### What to produce:
Each record below should be returned exactly, with its pictures left out.
═════ Records provided
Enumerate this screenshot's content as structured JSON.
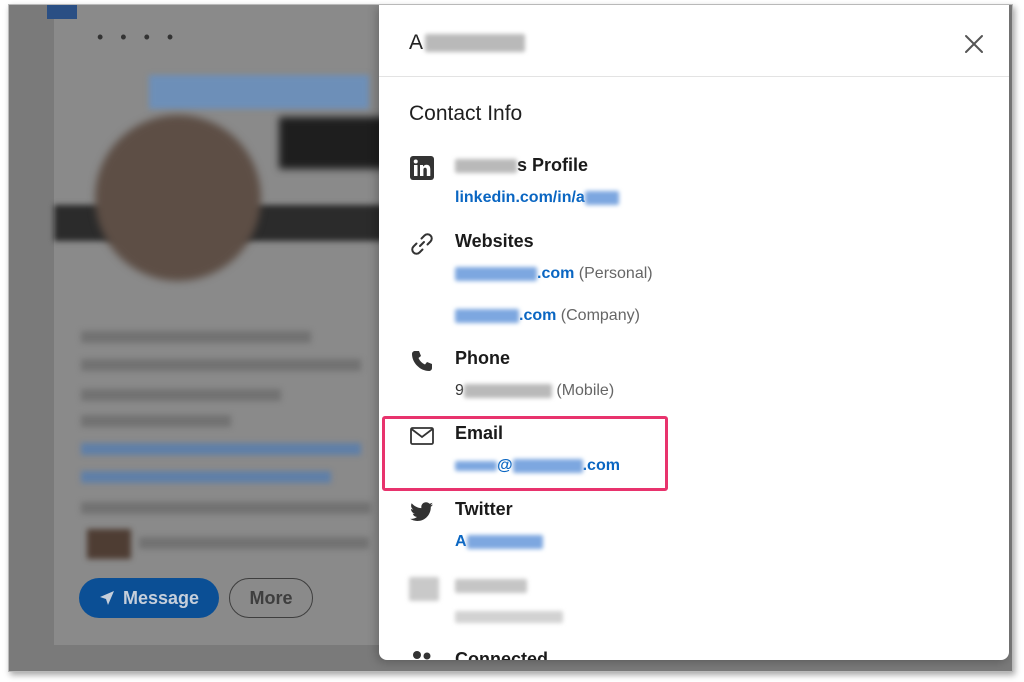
{
  "background": {
    "message_label": "Message",
    "more_label": "More"
  },
  "modal": {
    "title_visible": "A",
    "section_title": "Contact Info",
    "profile": {
      "label_suffix": "s Profile",
      "link_prefix": "linkedin.com/in/a"
    },
    "websites": {
      "label": "Websites",
      "personal": {
        "link_suffix": ".com",
        "type": "(Personal)"
      },
      "company": {
        "link_suffix": ".com",
        "type": "(Company)"
      }
    },
    "phone": {
      "label": "Phone",
      "value_prefix": "9",
      "type": "(Mobile)"
    },
    "email": {
      "label": "Email",
      "at": "@",
      "suffix": ".com"
    },
    "twitter": {
      "label": "Twitter",
      "handle_prefix": "A"
    },
    "connected": {
      "label": "Connected"
    }
  },
  "colors": {
    "link": "#0a66c2",
    "highlight": "#e8336d",
    "overlay": "#7a7a7a"
  }
}
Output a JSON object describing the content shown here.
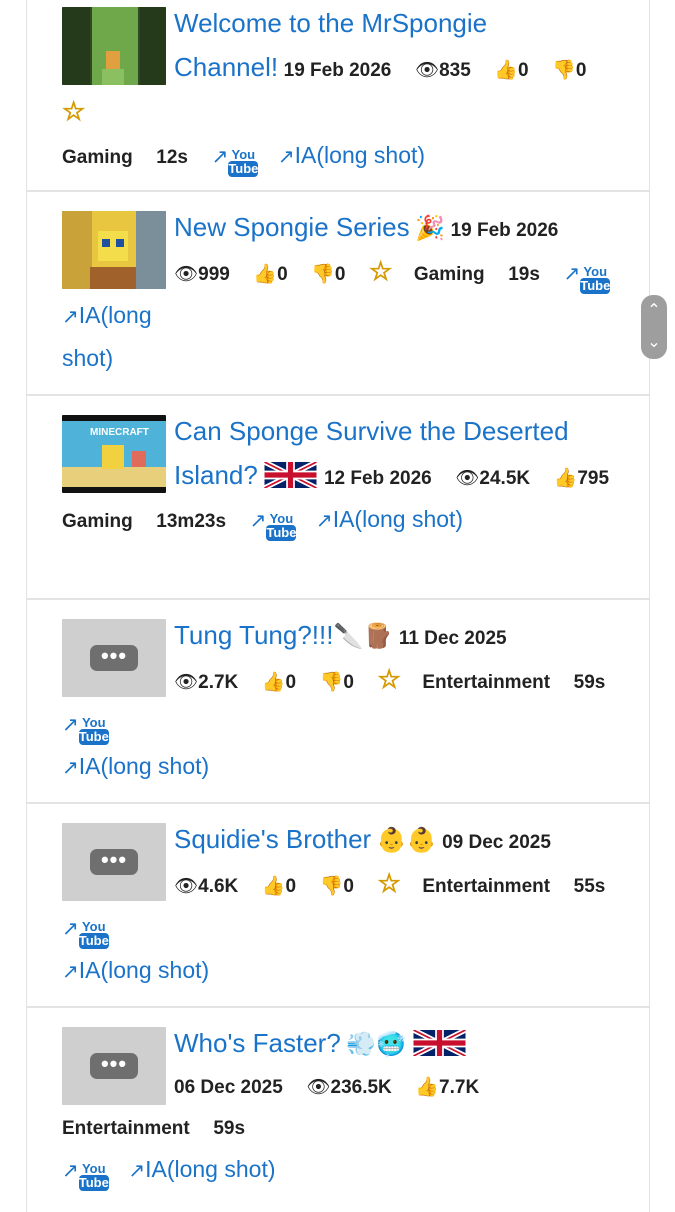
{
  "link_arrow": "↗",
  "yt_you": "You",
  "yt_tube": "Tube",
  "ia_label": "IA(long shot)",
  "ia_label_a": "IA(long",
  "ia_label_b": "shot)",
  "thumb_placeholder": "•••",
  "scroll": {
    "up": "⌃",
    "down": "⌄"
  },
  "icons": {
    "views": "👁",
    "like": "👍",
    "dislike": "👎",
    "star": "☆"
  },
  "colors": {
    "link": "#1a73c8",
    "star": "#f5c518",
    "placeholder": "#cfcfcf"
  },
  "videos": [
    {
      "title": "Welcome to the MrSpongie Channel!",
      "title_a": "Welcome to the MrSpongie",
      "title_b": "Channel!",
      "date": "19 Feb 2026",
      "views": "835",
      "likes": "0",
      "dislikes": "0",
      "category": "Gaming",
      "duration": "12s"
    },
    {
      "title": "New Spongie Series",
      "emoji": "🎉",
      "date": "19 Feb 2026",
      "views": "999",
      "likes": "0",
      "dislikes": "0",
      "category": "Gaming",
      "duration": "19s"
    },
    {
      "title_a": "Can Sponge Survive the Deserted",
      "title_b": "Island?",
      "date": "12 Feb 2026",
      "views": "24.5K",
      "likes": "795",
      "category": "Gaming",
      "duration": "13m23s",
      "thumb_text": "MINECRAFT"
    },
    {
      "title": "Tung Tung?!!!",
      "emoji": "🔪🪵",
      "date": "11 Dec 2025",
      "views": "2.7K",
      "likes": "0",
      "dislikes": "0",
      "category": "Entertainment",
      "duration": "59s"
    },
    {
      "title": "Squidie's Brother",
      "emoji": "👶👶",
      "date": "09 Dec 2025",
      "views": "4.6K",
      "likes": "0",
      "dislikes": "0",
      "category": "Entertainment",
      "duration": "55s"
    },
    {
      "title": "Who's Faster?",
      "emoji": "💨🥶",
      "date": "06 Dec 2025",
      "views": "236.5K",
      "likes": "7.7K",
      "category": "Entertainment",
      "duration": "59s"
    }
  ]
}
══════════
### Reply to the task:
Enumerate this screenshot's content as structured JSON.
{
  "background": {
    "message_label": "Message",
    "more_label": "More"
  },
  "modal": {
    "title_visible": "A",
    "section_title": "Contact Info",
    "profile": {
      "label_suffix": "s Profile",
      "link_prefix": "linkedin.com/in/a"
    },
    "websites": {
      "label": "Websites",
      "personal": {
        "link_suffix": ".com",
        "type": "(Personal)"
      },
      "company": {
        "link_suffix": ".com",
        "type": "(Company)"
      }
    },
    "phone": {
      "label": "Phone",
      "value_prefix": "9",
      "type": "(Mobile)"
    },
    "email": {
      "label": "Email",
      "at": "@",
      "suffix": ".com"
    },
    "twitter": {
      "label": "Twitter",
      "handle_prefix": "A"
    },
    "connected": {
      "label": "Connected"
    }
  },
  "colors": {
    "link": "#0a66c2",
    "highlight": "#e8336d",
    "overlay": "#7a7a7a"
  }
}
Output a JSON object describing the content shown here.
{
  "link_arrow": "↗",
  "yt_you": "You",
  "yt_tube": "Tube",
  "ia_label": "IA(long shot)",
  "ia_label_a": "IA(long",
  "ia_label_b": "shot)",
  "thumb_placeholder": "•••",
  "scroll": {
    "up": "⌃",
    "down": "⌄"
  },
  "icons": {
    "views": "👁",
    "like": "👍",
    "dislike": "👎",
    "star": "☆"
  },
  "colors": {
    "link": "#1a73c8",
    "star": "#f5c518",
    "placeholder": "#cfcfcf"
  },
  "videos": [
    {
      "title": "Welcome to the MrSpongie Channel!",
      "title_a": "Welcome to the MrSpongie",
      "title_b": "Channel!",
      "date": "19 Feb 2026",
      "views": "835",
      "likes": "0",
      "dislikes": "0",
      "category": "Gaming",
      "duration": "12s"
    },
    {
      "title": "New Spongie Series",
      "emoji": "🎉",
      "date": "19 Feb 2026",
      "views": "999",
      "likes": "0",
      "dislikes": "0",
      "category": "Gaming",
      "duration": "19s"
    },
    {
      "title_a": "Can Sponge Survive the Deserted",
      "title_b": "Island?",
      "date": "12 Feb 2026",
      "views": "24.5K",
      "likes": "795",
      "category": "Gaming",
      "duration": "13m23s",
      "thumb_text": "MINECRAFT"
    },
    {
      "title": "Tung Tung?!!!",
      "emoji": "🔪🪵",
      "date": "11 Dec 2025",
      "views": "2.7K",
      "likes": "0",
      "dislikes": "0",
      "category": "Entertainment",
      "duration": "59s"
    },
    {
      "title": "Squidie's Brother",
      "emoji": "👶👶",
      "date": "09 Dec 2025",
      "views": "4.6K",
      "likes": "0",
      "dislikes": "0",
      "category": "Entertainment",
      "duration": "55s"
    },
    {
      "title": "Who's Faster?",
      "emoji": "💨🥶",
      "date": "06 Dec 2025",
      "views": "236.5K",
      "likes": "7.7K",
      "category": "Entertainment",
      "duration": "59s"
    }
  ]
}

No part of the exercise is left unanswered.